> AIM OF THE EXERCISE
Reproduce the records below in their entirety, character for character.

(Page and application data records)
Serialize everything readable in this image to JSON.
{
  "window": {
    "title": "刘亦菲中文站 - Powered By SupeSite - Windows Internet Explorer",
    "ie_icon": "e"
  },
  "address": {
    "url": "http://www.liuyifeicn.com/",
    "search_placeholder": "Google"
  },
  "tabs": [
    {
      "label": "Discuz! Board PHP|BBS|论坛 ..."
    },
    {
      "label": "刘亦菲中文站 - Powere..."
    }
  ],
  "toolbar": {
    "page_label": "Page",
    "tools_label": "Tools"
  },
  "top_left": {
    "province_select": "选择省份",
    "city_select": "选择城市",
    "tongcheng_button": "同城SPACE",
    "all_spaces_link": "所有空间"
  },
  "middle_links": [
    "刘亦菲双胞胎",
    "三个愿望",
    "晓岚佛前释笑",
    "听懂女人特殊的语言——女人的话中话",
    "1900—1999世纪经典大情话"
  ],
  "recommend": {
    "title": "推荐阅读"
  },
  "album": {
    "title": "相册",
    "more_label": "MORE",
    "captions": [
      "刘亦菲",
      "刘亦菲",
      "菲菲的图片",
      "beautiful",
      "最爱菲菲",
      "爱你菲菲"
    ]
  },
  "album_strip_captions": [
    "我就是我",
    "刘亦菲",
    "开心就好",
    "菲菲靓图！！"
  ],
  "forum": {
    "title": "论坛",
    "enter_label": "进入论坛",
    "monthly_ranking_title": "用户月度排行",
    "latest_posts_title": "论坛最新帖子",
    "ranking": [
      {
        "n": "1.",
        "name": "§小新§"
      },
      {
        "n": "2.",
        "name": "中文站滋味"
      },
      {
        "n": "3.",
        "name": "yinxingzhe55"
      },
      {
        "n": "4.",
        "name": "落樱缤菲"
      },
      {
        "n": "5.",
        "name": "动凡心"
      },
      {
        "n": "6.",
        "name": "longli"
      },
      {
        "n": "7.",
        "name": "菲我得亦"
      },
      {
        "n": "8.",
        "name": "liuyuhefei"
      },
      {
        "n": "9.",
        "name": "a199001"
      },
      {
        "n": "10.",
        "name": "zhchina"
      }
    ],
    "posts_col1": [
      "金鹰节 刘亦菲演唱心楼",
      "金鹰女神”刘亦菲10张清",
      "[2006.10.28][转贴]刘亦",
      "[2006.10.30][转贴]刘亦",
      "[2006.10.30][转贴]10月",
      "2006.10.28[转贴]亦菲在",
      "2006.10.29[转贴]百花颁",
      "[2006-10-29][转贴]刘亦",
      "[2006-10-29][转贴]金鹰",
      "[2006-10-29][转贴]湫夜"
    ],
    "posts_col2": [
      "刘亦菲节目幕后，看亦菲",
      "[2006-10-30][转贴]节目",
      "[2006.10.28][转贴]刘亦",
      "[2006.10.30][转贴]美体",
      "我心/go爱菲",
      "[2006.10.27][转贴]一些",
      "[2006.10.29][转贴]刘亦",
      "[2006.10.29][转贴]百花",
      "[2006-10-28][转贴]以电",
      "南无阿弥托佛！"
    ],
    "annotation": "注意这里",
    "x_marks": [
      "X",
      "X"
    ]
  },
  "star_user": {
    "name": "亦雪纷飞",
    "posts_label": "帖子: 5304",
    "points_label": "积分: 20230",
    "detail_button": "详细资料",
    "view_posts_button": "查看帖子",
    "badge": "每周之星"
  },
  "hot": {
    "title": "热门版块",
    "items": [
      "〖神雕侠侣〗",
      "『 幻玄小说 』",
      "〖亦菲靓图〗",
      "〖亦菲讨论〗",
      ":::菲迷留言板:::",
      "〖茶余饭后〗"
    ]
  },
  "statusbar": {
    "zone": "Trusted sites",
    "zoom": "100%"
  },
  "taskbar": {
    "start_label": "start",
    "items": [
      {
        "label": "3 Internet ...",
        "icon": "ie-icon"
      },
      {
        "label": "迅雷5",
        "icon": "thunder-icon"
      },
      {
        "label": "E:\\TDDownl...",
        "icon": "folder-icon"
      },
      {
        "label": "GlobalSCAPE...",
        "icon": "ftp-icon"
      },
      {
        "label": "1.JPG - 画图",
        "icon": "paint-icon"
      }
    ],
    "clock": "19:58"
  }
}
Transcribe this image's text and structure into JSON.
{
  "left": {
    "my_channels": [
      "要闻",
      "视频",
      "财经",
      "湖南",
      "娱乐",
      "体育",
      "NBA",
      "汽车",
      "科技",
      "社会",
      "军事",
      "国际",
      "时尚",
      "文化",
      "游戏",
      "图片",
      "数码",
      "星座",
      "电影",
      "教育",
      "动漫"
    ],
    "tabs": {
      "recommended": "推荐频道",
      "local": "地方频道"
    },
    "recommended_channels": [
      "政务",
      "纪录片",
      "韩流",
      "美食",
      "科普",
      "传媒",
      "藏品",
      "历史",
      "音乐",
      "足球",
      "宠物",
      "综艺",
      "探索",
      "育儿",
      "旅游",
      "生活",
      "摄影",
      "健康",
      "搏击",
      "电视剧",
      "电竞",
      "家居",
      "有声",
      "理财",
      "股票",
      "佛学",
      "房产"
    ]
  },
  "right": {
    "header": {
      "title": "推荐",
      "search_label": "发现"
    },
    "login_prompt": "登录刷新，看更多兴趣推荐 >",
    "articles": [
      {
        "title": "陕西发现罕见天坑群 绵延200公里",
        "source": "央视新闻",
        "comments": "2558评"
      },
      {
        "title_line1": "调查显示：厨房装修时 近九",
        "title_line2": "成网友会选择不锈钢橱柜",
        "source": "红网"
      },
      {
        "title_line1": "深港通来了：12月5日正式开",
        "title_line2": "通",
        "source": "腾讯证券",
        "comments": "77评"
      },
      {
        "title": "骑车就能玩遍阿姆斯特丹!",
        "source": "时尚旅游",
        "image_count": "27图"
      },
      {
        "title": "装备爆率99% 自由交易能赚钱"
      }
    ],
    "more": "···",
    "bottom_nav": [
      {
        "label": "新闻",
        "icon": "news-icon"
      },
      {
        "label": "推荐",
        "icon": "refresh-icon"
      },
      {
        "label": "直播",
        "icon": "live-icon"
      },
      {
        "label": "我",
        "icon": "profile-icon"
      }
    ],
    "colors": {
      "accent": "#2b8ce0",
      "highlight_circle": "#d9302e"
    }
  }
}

> OUTPUT OF THE EXERCISE
Serialize everything readable in this image to JSON.
{
  "window": {
    "title": "刘亦菲中文站 - Powered By SupeSite - Windows Internet Explorer",
    "ie_icon": "e"
  },
  "address": {
    "url": "http://www.liuyifeicn.com/",
    "search_placeholder": "Google"
  },
  "tabs": [
    {
      "label": "Discuz! Board PHP|BBS|论坛 ..."
    },
    {
      "label": "刘亦菲中文站 - Powere..."
    }
  ],
  "toolbar": {
    "page_label": "Page",
    "tools_label": "Tools"
  },
  "top_left": {
    "province_select": "选择省份",
    "city_select": "选择城市",
    "tongcheng_button": "同城SPACE",
    "all_spaces_link": "所有空间"
  },
  "middle_links": [
    "刘亦菲双胞胎",
    "三个愿望",
    "晓岚佛前释笑",
    "听懂女人特殊的语言——女人的话中话",
    "1900—1999世纪经典大情话"
  ],
  "recommend": {
    "title": "推荐阅读"
  },
  "album": {
    "title": "相册",
    "more_label": "MORE",
    "captions": [
      "刘亦菲",
      "刘亦菲",
      "菲菲的图片",
      "beautiful",
      "最爱菲菲",
      "爱你菲菲"
    ]
  },
  "album_strip_captions": [
    "我就是我",
    "刘亦菲",
    "开心就好",
    "菲菲靓图！！"
  ],
  "forum": {
    "title": "论坛",
    "enter_label": "进入论坛",
    "monthly_ranking_title": "用户月度排行",
    "latest_posts_title": "论坛最新帖子",
    "ranking": [
      {
        "n": "1.",
        "name": "§小新§"
      },
      {
        "n": "2.",
        "name": "中文站滋味"
      },
      {
        "n": "3.",
        "name": "yinxingzhe55"
      },
      {
        "n": "4.",
        "name": "落樱缤菲"
      },
      {
        "n": "5.",
        "name": "动凡心"
      },
      {
        "n": "6.",
        "name": "longli"
      },
      {
        "n": "7.",
        "name": "菲我得亦"
      },
      {
        "n": "8.",
        "name": "liuyuhefei"
      },
      {
        "n": "9.",
        "name": "a199001"
      },
      {
        "n": "10.",
        "name": "zhchina"
      }
    ],
    "posts_col1": [
      "金鹰节 刘亦菲演唱心楼",
      "金鹰女神”刘亦菲10张清",
      "[2006.10.28][转贴]刘亦",
      "[2006.10.30][转贴]刘亦",
      "[2006.10.30][转贴]10月",
      "2006.10.28[转贴]亦菲在",
      "2006.10.29[转贴]百花颁",
      "[2006-10-29][转贴]刘亦",
      "[2006-10-29][转贴]金鹰",
      "[2006-10-29][转贴]湫夜"
    ],
    "posts_col2": [
      "刘亦菲节目幕后，看亦菲",
      "[2006-10-30][转贴]节目",
      "[2006.10.28][转贴]刘亦",
      "[2006.10.30][转贴]美体",
      "我心/go爱菲",
      "[2006.10.27][转贴]一些",
      "[2006.10.29][转贴]刘亦",
      "[2006.10.29][转贴]百花",
      "[2006-10-28][转贴]以电",
      "南无阿弥托佛！"
    ],
    "annotation": "注意这里",
    "x_marks": [
      "X",
      "X"
    ]
  },
  "star_user": {
    "name": "亦雪纷飞",
    "posts_label": "帖子: 5304",
    "points_label": "积分: 20230",
    "detail_button": "详细资料",
    "view_posts_button": "查看帖子",
    "badge": "每周之星"
  },
  "hot": {
    "title": "热门版块",
    "items": [
      "〖神雕侠侣〗",
      "『 幻玄小说 』",
      "〖亦菲靓图〗",
      "〖亦菲讨论〗",
      ":::菲迷留言板:::",
      "〖茶余饭后〗"
    ]
  },
  "statusbar": {
    "zone": "Trusted sites",
    "zoom": "100%"
  },
  "taskbar": {
    "start_label": "start",
    "items": [
      {
        "label": "3 Internet ...",
        "icon": "ie-icon"
      },
      {
        "label": "迅雷5",
        "icon": "thunder-icon"
      },
      {
        "label": "E:\\TDDownl...",
        "icon": "folder-icon"
      },
      {
        "label": "GlobalSCAPE...",
        "icon": "ftp-icon"
      },
      {
        "label": "1.JPG - 画图",
        "icon": "paint-icon"
      }
    ],
    "clock": "19:58"
  }
}
Transcribe this image's text and structure into JSON.
{
  "left": {
    "my_channels": [
      "要闻",
      "视频",
      "财经",
      "湖南",
      "娱乐",
      "体育",
      "NBA",
      "汽车",
      "科技",
      "社会",
      "军事",
      "国际",
      "时尚",
      "文化",
      "游戏",
      "图片",
      "数码",
      "星座",
      "电影",
      "教育",
      "动漫"
    ],
    "tabs": {
      "recommended": "推荐频道",
      "local": "地方频道"
    },
    "recommended_channels": [
      "政务",
      "纪录片",
      "韩流",
      "美食",
      "科普",
      "传媒",
      "藏品",
      "历史",
      "音乐",
      "足球",
      "宠物",
      "综艺",
      "探索",
      "育儿",
      "旅游",
      "生活",
      "摄影",
      "健康",
      "搏击",
      "电视剧",
      "电竞",
      "家居",
      "有声",
      "理财",
      "股票",
      "佛学",
      "房产"
    ]
  },
  "right": {
    "header": {
      "title": "推荐",
      "search_label": "发现"
    },
    "login_prompt": "登录刷新，看更多兴趣推荐 >",
    "articles": [
      {
        "title": "陕西发现罕见天坑群 绵延200公里",
        "source": "央视新闻",
        "comments": "2558评"
      },
      {
        "title_line1": "调查显示：厨房装修时 近九",
        "title_line2": "成网友会选择不锈钢橱柜",
        "source": "红网"
      },
      {
        "title_line1": "深港通来了：12月5日正式开",
        "title_line2": "通",
        "source": "腾讯证券",
        "comments": "77评"
      },
      {
        "title": "骑车就能玩遍阿姆斯特丹!",
        "source": "时尚旅游",
        "image_count": "27图"
      },
      {
        "title": "装备爆率99% 自由交易能赚钱"
      }
    ],
    "more": "···",
    "bottom_nav": [
      {
        "label": "新闻",
        "icon": "news-icon"
      },
      {
        "label": "推荐",
        "icon": "refresh-icon"
      },
      {
        "label": "直播",
        "icon": "live-icon"
      },
      {
        "label": "我",
        "icon": "profile-icon"
      }
    ],
    "colors": {
      "accent": "#2b8ce0",
      "highlight_circle": "#d9302e"
    }
  }
}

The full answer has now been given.